◆ **YOUR ASSIGNMENT**
Copy the entries out again in full.

Web page and app entries:
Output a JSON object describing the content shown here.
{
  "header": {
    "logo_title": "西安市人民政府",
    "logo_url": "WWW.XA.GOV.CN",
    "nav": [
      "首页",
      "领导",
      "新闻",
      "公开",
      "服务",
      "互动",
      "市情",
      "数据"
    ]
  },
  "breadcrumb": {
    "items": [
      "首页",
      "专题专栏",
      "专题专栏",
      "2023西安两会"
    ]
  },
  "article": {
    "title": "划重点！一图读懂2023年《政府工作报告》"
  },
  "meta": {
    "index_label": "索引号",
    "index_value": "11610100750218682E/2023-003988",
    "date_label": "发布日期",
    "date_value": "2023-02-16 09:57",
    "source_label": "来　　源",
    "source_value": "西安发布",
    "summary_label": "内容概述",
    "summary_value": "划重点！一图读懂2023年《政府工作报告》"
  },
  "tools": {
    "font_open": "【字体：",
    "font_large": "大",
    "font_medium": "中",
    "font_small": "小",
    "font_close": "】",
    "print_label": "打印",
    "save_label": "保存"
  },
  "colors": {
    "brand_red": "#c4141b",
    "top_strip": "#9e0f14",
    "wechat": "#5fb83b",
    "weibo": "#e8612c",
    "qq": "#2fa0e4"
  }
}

◆ **PROBLEM SOLUTION**
Output a JSON object describing the content shown here.
{
  "header": {
    "logo_title": "西安市人民政府",
    "logo_url": "WWW.XA.GOV.CN",
    "nav": [
      "首页",
      "领导",
      "新闻",
      "公开",
      "服务",
      "互动",
      "市情",
      "数据"
    ]
  },
  "breadcrumb": {
    "items": [
      "首页",
      "专题专栏",
      "专题专栏",
      "2023西安两会"
    ]
  },
  "article": {
    "title": "划重点！一图读懂2023年《政府工作报告》"
  },
  "meta": {
    "index_label": "索引号",
    "index_value": "11610100750218682E/2023-003988",
    "date_label": "发布日期",
    "date_value": "2023-02-16 09:57",
    "source_label": "来　　源",
    "source_value": "西安发布",
    "summary_label": "内容概述",
    "summary_value": "划重点！一图读懂2023年《政府工作报告》"
  },
  "tools": {
    "font_open": "【字体：",
    "font_large": "大",
    "font_medium": "中",
    "font_small": "小",
    "font_close": "】",
    "print_label": "打印",
    "save_label": "保存"
  },
  "colors": {
    "brand_red": "#c4141b",
    "top_strip": "#9e0f14",
    "wechat": "#5fb83b",
    "weibo": "#e8612c",
    "qq": "#2fa0e4"
  }
}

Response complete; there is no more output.